■ **TASK PROMPT**:
Whenever a line below mentions the word "annotation", that line should be copied.

(Items listed in a dataset)
● ● ● ●
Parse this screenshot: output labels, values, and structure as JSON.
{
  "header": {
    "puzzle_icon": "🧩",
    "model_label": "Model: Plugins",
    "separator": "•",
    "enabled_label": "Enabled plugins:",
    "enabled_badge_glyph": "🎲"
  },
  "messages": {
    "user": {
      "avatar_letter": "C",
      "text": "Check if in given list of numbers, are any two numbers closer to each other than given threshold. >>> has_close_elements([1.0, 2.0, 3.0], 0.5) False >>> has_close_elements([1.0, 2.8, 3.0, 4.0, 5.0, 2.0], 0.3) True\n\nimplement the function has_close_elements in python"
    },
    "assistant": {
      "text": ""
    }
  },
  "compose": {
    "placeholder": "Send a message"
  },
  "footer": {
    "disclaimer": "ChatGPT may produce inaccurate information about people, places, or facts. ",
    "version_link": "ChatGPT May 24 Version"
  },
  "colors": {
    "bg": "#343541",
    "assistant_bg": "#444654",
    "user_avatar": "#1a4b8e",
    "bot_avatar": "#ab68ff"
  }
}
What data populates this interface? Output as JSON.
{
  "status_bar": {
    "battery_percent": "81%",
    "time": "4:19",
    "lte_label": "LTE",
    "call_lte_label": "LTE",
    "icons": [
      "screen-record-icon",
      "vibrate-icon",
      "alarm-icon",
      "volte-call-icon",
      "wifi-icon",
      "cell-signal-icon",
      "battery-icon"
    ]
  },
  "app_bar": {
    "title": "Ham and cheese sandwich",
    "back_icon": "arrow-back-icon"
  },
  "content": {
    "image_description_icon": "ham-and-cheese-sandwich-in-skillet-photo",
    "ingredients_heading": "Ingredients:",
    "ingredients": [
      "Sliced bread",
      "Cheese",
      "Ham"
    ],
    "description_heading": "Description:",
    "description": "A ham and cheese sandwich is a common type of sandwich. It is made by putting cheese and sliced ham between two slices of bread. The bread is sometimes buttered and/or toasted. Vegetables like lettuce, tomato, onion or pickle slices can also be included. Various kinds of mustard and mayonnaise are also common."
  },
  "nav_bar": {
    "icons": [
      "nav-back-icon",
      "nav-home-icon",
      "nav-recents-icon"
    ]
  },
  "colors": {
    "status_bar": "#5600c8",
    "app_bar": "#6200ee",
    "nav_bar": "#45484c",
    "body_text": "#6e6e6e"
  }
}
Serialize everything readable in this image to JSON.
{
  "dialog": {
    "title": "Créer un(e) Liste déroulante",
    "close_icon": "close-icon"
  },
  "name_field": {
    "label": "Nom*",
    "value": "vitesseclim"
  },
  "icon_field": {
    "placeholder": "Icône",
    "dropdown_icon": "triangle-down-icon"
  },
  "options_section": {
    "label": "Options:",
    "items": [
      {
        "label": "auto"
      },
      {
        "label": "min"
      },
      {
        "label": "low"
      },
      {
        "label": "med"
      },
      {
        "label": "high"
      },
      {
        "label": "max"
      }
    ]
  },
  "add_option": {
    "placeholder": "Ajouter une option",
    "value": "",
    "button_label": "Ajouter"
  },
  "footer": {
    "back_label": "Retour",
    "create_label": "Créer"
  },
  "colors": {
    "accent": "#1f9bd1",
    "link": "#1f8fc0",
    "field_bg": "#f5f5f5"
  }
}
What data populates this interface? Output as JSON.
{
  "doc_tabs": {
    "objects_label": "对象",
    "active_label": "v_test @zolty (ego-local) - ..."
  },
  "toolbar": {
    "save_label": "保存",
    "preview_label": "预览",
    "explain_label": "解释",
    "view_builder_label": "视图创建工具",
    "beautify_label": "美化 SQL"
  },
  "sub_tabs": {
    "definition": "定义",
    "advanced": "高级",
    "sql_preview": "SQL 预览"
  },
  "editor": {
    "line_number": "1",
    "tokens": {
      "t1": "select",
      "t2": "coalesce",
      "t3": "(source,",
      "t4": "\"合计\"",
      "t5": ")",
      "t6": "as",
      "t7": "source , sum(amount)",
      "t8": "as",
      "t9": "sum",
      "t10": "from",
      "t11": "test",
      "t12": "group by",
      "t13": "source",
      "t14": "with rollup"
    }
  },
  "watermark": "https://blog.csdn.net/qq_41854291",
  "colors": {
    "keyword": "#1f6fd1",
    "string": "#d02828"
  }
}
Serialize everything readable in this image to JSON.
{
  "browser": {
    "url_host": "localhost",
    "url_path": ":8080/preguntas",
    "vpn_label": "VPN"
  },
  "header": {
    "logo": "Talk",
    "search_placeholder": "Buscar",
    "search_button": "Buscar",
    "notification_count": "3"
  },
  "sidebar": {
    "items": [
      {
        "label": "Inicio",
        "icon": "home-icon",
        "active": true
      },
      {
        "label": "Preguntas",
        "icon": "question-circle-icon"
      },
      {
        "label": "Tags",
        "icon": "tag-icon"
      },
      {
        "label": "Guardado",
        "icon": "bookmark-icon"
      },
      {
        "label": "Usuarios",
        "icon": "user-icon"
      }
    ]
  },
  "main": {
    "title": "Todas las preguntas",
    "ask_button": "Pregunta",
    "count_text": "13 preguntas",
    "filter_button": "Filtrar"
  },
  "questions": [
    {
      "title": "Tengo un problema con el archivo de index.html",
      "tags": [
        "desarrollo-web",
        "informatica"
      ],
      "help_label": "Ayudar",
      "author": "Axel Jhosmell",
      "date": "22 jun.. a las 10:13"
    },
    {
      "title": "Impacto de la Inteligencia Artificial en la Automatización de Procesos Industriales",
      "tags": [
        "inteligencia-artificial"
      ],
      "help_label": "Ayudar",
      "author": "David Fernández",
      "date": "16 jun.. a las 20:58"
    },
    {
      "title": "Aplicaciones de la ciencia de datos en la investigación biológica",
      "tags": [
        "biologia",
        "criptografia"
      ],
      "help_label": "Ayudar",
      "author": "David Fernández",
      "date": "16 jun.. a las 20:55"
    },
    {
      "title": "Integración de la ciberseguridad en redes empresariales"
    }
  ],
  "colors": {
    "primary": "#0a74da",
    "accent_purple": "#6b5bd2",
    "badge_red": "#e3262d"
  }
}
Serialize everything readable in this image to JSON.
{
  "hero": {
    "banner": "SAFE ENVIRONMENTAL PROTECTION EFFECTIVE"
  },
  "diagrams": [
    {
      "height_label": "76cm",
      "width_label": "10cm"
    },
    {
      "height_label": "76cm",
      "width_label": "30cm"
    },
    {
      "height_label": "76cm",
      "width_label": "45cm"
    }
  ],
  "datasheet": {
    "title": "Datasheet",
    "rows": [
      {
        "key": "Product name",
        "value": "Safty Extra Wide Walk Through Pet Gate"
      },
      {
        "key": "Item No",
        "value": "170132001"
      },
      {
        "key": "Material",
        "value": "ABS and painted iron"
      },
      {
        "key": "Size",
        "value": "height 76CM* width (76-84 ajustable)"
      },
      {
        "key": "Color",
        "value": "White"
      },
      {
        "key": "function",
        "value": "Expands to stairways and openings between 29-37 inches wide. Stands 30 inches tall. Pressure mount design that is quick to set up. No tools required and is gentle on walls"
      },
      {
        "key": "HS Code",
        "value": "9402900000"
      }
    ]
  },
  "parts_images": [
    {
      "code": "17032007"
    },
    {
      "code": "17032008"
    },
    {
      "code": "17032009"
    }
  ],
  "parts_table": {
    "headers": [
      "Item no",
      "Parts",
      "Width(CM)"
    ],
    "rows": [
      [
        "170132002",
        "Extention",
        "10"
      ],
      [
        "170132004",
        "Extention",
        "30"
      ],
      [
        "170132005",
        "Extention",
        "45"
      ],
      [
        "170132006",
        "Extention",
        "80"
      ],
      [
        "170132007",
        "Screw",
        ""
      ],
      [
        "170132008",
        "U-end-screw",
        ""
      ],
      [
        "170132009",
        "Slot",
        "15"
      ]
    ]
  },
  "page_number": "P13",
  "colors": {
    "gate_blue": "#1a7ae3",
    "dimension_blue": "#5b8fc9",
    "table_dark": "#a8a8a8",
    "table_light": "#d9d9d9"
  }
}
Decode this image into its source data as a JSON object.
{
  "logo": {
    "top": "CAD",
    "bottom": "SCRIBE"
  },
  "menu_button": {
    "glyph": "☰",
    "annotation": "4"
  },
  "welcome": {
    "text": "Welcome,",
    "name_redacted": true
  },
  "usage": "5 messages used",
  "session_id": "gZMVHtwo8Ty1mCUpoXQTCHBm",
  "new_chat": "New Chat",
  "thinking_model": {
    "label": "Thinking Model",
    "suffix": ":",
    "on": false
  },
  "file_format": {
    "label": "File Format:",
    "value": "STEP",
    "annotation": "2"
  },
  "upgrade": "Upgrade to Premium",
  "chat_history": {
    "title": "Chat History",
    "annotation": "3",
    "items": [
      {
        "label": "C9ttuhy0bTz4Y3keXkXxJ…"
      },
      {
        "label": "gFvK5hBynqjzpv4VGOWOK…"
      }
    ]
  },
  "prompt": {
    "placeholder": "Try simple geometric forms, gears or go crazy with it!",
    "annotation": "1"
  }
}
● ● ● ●
■ **EXPECTED OUTPUT**:
    "annotation": "4"
    "annotation": "2"
    "annotation": "3",
    "annotation": "1"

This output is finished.